==== Exercise material

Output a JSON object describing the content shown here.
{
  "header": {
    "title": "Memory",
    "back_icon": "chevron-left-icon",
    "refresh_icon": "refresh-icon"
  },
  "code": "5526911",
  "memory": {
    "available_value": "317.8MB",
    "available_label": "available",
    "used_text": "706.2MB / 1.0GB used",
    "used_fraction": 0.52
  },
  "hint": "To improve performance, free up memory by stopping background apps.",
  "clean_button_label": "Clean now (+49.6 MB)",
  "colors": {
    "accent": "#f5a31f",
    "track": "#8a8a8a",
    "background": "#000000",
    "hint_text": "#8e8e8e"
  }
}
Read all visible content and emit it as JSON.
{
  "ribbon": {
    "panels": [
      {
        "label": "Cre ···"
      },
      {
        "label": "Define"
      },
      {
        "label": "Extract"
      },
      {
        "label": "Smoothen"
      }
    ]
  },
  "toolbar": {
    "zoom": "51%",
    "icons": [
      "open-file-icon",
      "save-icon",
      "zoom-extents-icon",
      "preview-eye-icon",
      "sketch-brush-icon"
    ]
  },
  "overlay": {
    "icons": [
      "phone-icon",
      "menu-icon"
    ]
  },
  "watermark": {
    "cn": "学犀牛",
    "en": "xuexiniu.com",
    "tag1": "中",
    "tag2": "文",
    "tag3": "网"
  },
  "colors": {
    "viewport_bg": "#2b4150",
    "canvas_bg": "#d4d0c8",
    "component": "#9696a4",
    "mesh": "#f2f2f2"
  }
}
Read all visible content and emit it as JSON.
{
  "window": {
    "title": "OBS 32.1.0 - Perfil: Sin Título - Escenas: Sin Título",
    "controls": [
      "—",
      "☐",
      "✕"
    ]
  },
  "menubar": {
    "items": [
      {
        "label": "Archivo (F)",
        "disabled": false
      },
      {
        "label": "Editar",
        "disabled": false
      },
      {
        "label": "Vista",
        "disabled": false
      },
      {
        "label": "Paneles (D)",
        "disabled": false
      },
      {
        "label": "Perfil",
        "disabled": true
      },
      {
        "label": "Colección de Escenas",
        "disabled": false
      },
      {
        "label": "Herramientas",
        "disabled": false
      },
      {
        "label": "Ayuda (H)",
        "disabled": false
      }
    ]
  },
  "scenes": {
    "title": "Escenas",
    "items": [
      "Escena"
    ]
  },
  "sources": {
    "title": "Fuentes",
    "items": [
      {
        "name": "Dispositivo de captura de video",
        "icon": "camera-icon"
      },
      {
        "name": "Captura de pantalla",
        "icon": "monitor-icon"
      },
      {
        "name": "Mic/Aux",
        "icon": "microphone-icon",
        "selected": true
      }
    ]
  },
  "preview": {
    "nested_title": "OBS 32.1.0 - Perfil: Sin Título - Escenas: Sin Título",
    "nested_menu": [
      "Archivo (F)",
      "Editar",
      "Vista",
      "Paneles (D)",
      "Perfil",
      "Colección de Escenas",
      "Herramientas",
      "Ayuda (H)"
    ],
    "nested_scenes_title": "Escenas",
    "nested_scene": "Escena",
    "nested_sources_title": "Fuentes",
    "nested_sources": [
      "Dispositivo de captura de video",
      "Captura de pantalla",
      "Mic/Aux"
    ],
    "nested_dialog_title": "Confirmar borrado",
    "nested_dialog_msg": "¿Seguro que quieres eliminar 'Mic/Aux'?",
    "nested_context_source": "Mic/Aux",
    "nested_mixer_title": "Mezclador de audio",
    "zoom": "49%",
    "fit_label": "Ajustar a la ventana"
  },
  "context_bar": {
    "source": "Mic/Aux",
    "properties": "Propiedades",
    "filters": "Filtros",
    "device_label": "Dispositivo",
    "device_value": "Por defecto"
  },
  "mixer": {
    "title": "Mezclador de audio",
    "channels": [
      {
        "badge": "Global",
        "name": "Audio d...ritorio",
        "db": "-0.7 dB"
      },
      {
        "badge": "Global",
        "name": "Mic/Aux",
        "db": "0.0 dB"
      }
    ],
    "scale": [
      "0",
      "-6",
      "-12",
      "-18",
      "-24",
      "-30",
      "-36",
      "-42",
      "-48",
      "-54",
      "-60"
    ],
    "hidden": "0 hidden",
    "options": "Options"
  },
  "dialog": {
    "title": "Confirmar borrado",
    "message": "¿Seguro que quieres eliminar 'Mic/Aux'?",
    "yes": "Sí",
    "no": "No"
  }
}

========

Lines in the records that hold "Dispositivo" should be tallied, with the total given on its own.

## Solution to this exercise
3